I’ve been struggling with my blog’s identity of late. At first, when it was powered by Blogger (before it was acquired by Google), I hoped it would be more of a long form writing exercise to journal my thoughts and feelings of the world. But I hadn’t written much since college term papers and couldn’t create anything worthy of reading. I stopped blogging and let the site stay dormant for a while.
After I moved to self-hosted WordPress and when social networks came on the scene, I used it as an aggregator for my different status updates, photos, checkin, and other random stuff I did. I also tried to get back to long form writing but it didn’t stick then, either. I used plugins and other means to include the photos, videos, etc. to display on the sidebar or on a life-casting page but never really thought it was the best execution.
Later, as became inspired by bloggers like Jason Kottke, John Gruber, Ben Brooks, and others, I decluttered and redesigned my site. I took their cues and became more of a curator of other content than displaying my own work.
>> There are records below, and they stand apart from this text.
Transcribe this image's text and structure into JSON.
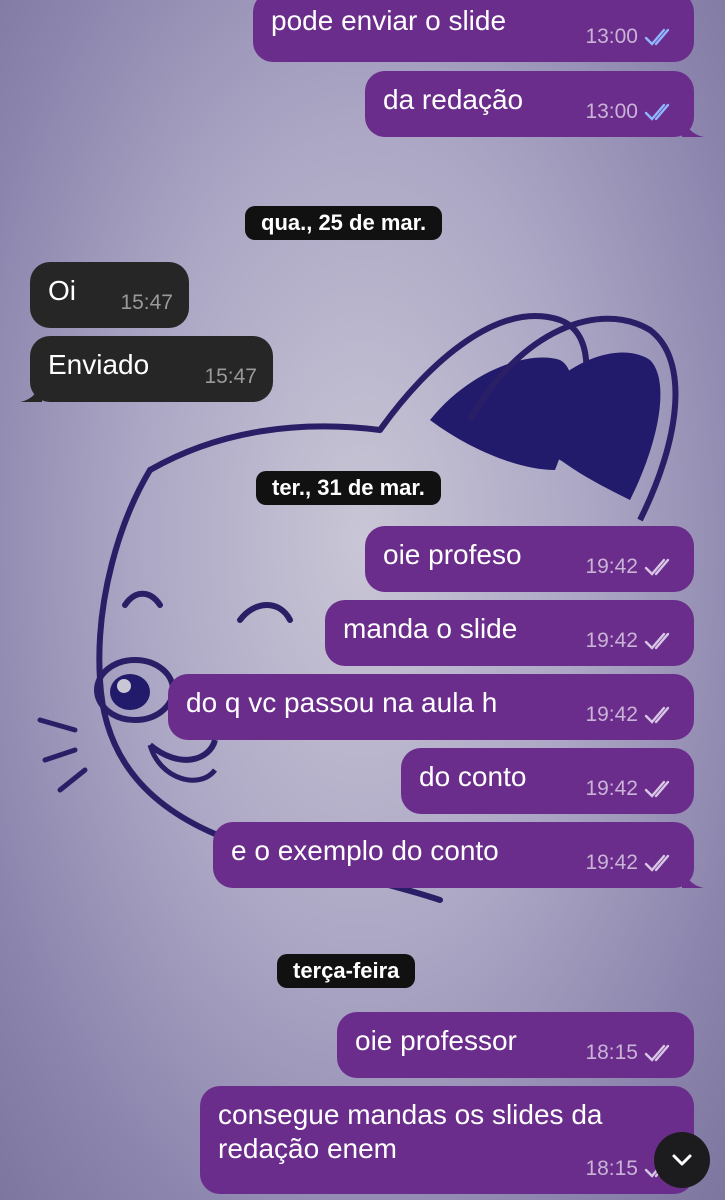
{
  "colors": {
    "outgoing_bubble": "#6b2d8b",
    "incoming_bubble": "#262626",
    "read_ticks": "#8fb7ff",
    "sent_ticks": "#d9c7e6",
    "date_pill": "#111111"
  },
  "messages_top": [
    {
      "text": "pode enviar o slide",
      "time": "13:00",
      "status": "read"
    },
    {
      "text": "da redação",
      "time": "13:00",
      "status": "read"
    }
  ],
  "date_1": "qua., 25 de mar.",
  "incoming": [
    {
      "text": "Oi",
      "time": "15:47"
    },
    {
      "text": "Enviado",
      "time": "15:47"
    }
  ],
  "date_2": "ter., 31 de mar.",
  "messages_mid": [
    {
      "text": "oie profeso",
      "time": "19:42",
      "status": "delivered"
    },
    {
      "text": "manda o slide",
      "time": "19:42",
      "status": "delivered"
    },
    {
      "text": "do q vc passou na aula h",
      "time": "19:42",
      "status": "delivered"
    },
    {
      "text": "do conto",
      "time": "19:42",
      "status": "delivered"
    },
    {
      "text": "e o exemplo do conto",
      "time": "19:42",
      "status": "delivered"
    }
  ],
  "date_3": "terça-feira",
  "messages_bottom": [
    {
      "text": "oie professor",
      "time": "18:15",
      "status": "delivered"
    },
    {
      "line1": "consegue mandas os slides da",
      "line2": "redação enem",
      "time": "18:15",
      "status": "delivered"
    }
  ],
  "scroll_button_icon": "chevron-down-icon",
  "wallpaper_icon": "bunny-illustration"
}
I still feel as if I need to redesign the site – make it smaller, even more clean, and might limit the amount of quoting I do and just add my own one or two sentence commentary.
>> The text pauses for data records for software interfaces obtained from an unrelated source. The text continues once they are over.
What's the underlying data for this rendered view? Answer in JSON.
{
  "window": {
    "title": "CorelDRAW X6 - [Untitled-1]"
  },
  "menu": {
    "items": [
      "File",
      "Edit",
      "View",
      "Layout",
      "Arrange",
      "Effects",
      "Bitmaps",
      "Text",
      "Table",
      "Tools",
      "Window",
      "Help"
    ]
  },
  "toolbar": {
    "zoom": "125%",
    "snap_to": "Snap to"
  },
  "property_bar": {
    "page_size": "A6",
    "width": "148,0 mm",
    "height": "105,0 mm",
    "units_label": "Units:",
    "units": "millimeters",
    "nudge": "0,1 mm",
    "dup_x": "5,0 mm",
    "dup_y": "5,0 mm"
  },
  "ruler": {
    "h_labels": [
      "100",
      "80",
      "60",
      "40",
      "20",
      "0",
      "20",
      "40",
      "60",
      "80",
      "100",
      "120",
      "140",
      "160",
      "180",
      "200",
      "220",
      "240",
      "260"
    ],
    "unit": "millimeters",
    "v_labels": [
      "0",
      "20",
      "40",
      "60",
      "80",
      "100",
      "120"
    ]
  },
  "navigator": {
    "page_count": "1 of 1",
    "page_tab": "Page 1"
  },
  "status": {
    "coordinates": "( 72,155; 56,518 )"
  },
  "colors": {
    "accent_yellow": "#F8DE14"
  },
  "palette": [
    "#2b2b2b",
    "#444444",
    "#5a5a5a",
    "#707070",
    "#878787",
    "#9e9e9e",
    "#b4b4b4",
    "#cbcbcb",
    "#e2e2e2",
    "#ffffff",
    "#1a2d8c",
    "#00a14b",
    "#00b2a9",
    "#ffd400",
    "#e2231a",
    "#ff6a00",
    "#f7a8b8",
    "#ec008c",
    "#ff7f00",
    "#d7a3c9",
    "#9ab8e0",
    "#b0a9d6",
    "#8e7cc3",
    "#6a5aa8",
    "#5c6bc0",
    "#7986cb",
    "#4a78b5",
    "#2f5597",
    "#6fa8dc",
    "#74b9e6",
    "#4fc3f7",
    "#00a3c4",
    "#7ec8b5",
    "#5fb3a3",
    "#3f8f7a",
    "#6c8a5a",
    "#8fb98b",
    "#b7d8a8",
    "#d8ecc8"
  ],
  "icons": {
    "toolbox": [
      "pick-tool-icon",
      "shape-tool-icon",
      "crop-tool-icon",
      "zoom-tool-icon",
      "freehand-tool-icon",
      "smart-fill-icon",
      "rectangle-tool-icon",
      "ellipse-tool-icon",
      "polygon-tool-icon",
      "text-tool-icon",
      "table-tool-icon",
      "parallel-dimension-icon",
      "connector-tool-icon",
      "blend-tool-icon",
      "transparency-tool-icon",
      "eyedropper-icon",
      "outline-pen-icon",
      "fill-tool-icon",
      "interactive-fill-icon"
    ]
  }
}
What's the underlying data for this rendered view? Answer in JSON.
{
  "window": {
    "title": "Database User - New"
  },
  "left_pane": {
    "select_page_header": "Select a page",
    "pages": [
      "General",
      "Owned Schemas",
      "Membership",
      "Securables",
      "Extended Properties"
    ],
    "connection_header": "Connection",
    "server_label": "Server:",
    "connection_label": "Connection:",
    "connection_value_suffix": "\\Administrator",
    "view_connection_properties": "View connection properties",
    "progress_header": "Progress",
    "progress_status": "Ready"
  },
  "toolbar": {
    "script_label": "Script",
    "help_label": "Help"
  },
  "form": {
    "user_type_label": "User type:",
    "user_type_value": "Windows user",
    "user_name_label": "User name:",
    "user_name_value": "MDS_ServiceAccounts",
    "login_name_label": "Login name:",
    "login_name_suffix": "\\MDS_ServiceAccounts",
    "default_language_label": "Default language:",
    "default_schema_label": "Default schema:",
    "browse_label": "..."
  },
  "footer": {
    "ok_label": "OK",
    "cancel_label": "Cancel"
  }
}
Yet, I’m proud of the Instagram photos I take and appreciate the tweets I send out on Twitter. I also appreciate the simplicity of reblogging Tumblr posts and have a link to my Tumblr as a ‘Page’ above the main content. But those items are often missed by the visitors of my site and, just recently, I started re-importing my Instagram photos as content.
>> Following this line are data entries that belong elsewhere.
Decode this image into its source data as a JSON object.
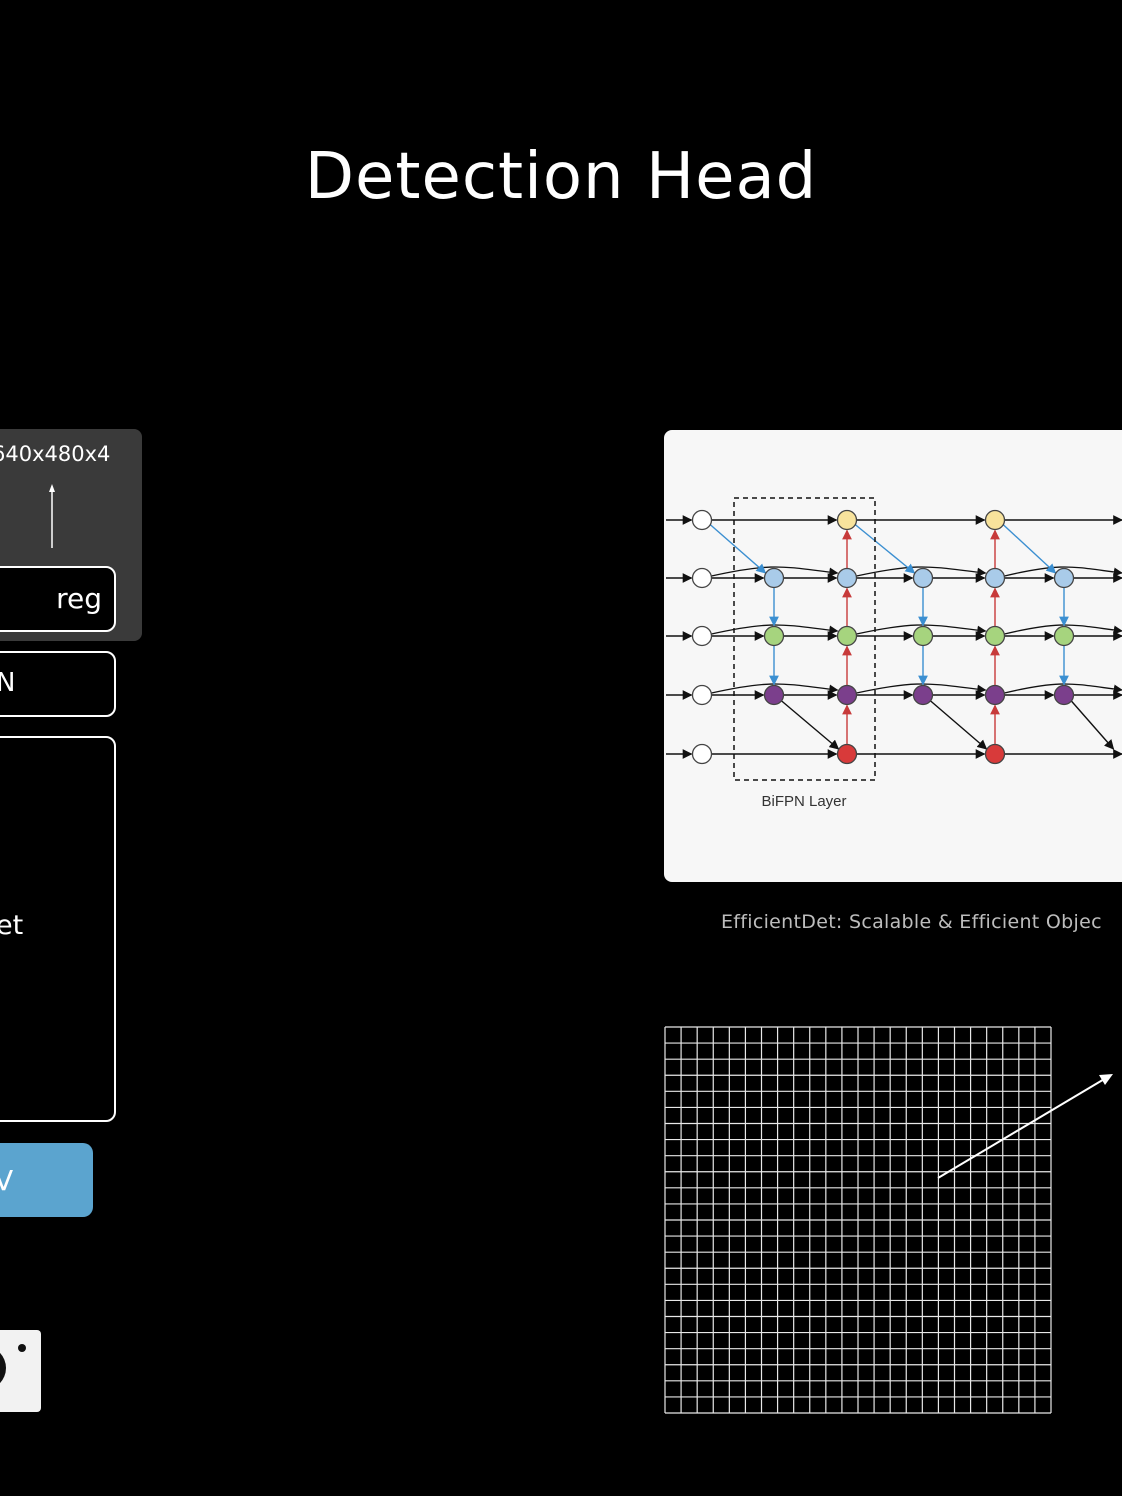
{
  "slide": {
    "title": "Detection Head"
  },
  "architecture": {
    "output_dims": "640x480x4",
    "head_label": "reg",
    "neck_label": "N",
    "backbone_label": "et",
    "input_label": "V",
    "input_color": "#5ba4cf"
  },
  "bifpn": {
    "layer_label": "BiFPN Layer",
    "caption": "EfficientDet: Scalable & Efficient Objec",
    "node_colors": {
      "input": "#ffffff",
      "p7": "#f8e39c",
      "p6": "#a9cbe9",
      "p5": "#a6d47e",
      "p4": "#7b3f8c",
      "p3": "#d83a3a"
    },
    "edge_colors": {
      "top_down": "#3b8fd1",
      "bottom_up": "#c73a3a",
      "lateral": "#111111"
    }
  },
  "icons": {
    "camera": "camera-icon",
    "up_arrow": "arrow-up-icon",
    "diag_arrow": "arrow-up-right-icon"
  }
}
But I’m not convinced this is the right move either. But I think I’ll leave it up to what few readers I have. Would you rather I continue to curate content I find on the Internet and leave the tweets, photos, and other items for those specific social networks or are a few photos stuck in between the short posts still a good way to balance original or curated content?
I’m also debating on doing what my blogging idols (for lack of a better term) do with their twitter accounts. That is, haven separate accounts for their blogs and individual accounts for their personal interactions. Effectively, they’re using those blog accounts as a syndicator over Twitter. And like some of them, they don’t post videos or photos at all – even from the sites they curate from. Only Kottke adds that kind of rich media to his site and I wonder if should continue to do that; Brooks and Gruber don’t and they aren’t the only ones that omit that content.
So, right now, I’ve started importing my photos from Instagram. I stopped using Flickr a while ago. I’ll probably keep my Twitter feed on the side since its only text and some links but I’m rethinking that, too. I don’t want my site to become slow or unresponsive because of the increased media and I’m not sure it looks good on such a deliberately plain site. There’s a high probability of me removing them at some point.
But I would appreciate some feedback over Twitter or in the comments. And speaking of comments, there is a debate raging (perhaps an exaggerated one) on whether blog comments should be enabled or disabled on sites. I’m on the fence on that idea, too. Disqus is a great commenting system and I don’t see why it needs to be replaced with something else. But like Gruber, Kottke, and Brooks, they get their comments from Twitter and I agree that the comments are more public that way – plus, it keeps the noise of the site to a minimum.
So… Any advice on what to do?